# rsync -azvrh file1 firstname.lastname@example.org:/root/Directory2/
Rsync specify port
It is possible to specify different ssh port while using rsync command. You need to use option '-e' to specify port See the below rsync example.
# rsync -azv -e 'ssh -p 2000' file1 email@example.com:/root/Directory2/
Rsync command for update
Rsync can overwrite files at the destination by using the option -u or --update . You can update the older files with a newer one by using this option.
# rsync -av --update /home/Directory1 firstname.lastname@example.org:/root/Directory2/
Rsync dry run
Rsync dry run is a very good option beginner who doesn't know much about this command and want to test what would be the output of the command before actually runs it on the terminal. Using the 'dry-run' option lets you analyze the output before you try to run the command. When you are confident about the output of the command, you can remove the dry-run to actually run the command.
# rsync -azvrh --dry-run file1 email@example.com:/root/Directory2/
Rsync examples of scheduling backup
Always make a schedule backup for your important files. You can use rsync with crontab for schedule backups. The below script will illustrate how to make rsync script to take schedule backup of files.
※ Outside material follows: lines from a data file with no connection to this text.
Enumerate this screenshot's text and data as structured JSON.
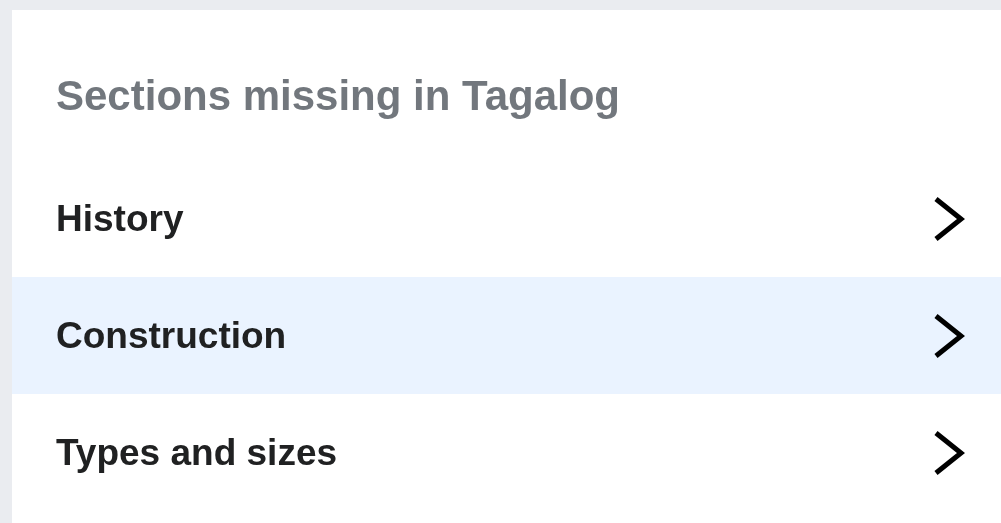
{
  "section_title": "Sections missing in Tagalog",
  "sections": [
    {
      "label": "History",
      "selected": false
    },
    {
      "label": "Construction",
      "selected": true
    },
    {
      "label": "Types and sizes",
      "selected": false
    }
  ]
}
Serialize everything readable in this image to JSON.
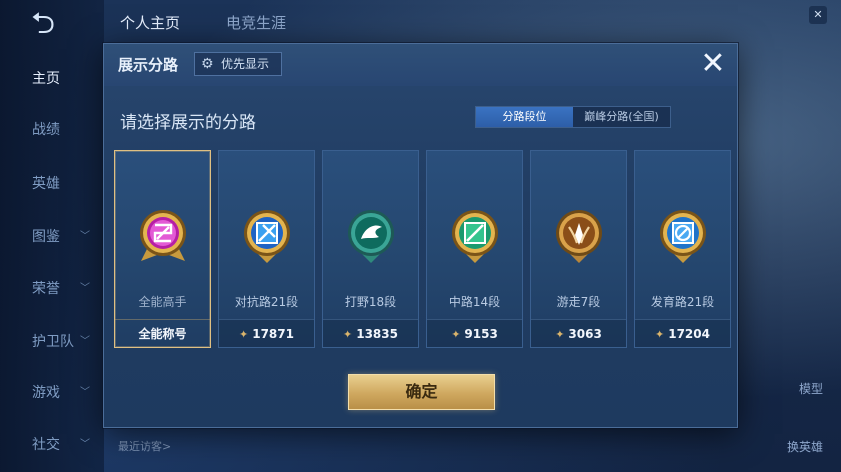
{
  "background": {
    "nav": [
      {
        "label": "主页",
        "active": true,
        "chevron": false
      },
      {
        "label": "战绩",
        "active": false,
        "chevron": false
      },
      {
        "label": "英雄",
        "active": false,
        "chevron": false
      },
      {
        "label": "图鉴",
        "active": false,
        "chevron": true
      },
      {
        "label": "荣誉",
        "active": false,
        "chevron": true
      },
      {
        "label": "护卫队",
        "active": false,
        "chevron": true
      },
      {
        "label": "游戏",
        "active": false,
        "chevron": true
      },
      {
        "label": "社交",
        "active": false,
        "chevron": true
      }
    ],
    "tabs": [
      "个人主页",
      "电竞生涯"
    ],
    "recent_visitors": "最近访客>",
    "right_labels": {
      "model": "模型",
      "swap_hero": "换英雄"
    }
  },
  "dialog": {
    "title": "展示分路",
    "priority_button": "优先显示",
    "prompt": "请选择展示的分路",
    "segments": [
      "分路段位",
      "巅峰分路(全国)"
    ],
    "active_segment": 0,
    "cards": [
      {
        "name": "全能高手",
        "value": "全能称号",
        "emblem": "all-round-emblem-icon",
        "selected": true,
        "show_points_icon": false
      },
      {
        "name": "对抗路21段",
        "value": "17871",
        "emblem": "clash-lane-emblem-icon",
        "selected": false,
        "show_points_icon": true
      },
      {
        "name": "打野18段",
        "value": "13835",
        "emblem": "jungle-emblem-icon",
        "selected": false,
        "show_points_icon": true
      },
      {
        "name": "中路14段",
        "value": "9153",
        "emblem": "mid-lane-emblem-icon",
        "selected": false,
        "show_points_icon": true
      },
      {
        "name": "游走7段",
        "value": "3063",
        "emblem": "roam-emblem-icon",
        "selected": false,
        "show_points_icon": true
      },
      {
        "name": "发育路21段",
        "value": "17204",
        "emblem": "farm-lane-emblem-icon",
        "selected": false,
        "show_points_icon": true
      }
    ],
    "confirm": "确定"
  },
  "colors": {
    "accent_gold": "#e0c082",
    "segment_active": "#3a73c2",
    "dialog_bg": "#213d63"
  }
}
The below script will work as follows.
Backup everyday at 6:00 PM.
Backup every saturday at 7:00 PM.
Full backup on 1st of every month 8:00 AM
# crontab e
00 18 * * * rsync –av --delete /home/directory /home/everyday 00 19 * * 6 rsync –av --delete /home/everyday /home/everyweek 00 8 1 * * tar -cvf /home/everymonth_$(date +%Y%m%d).tar /home/everyday/
Image credit: kenjoey of flickr
This is it with the tutorial Rsync examples in Linux - how to take backups.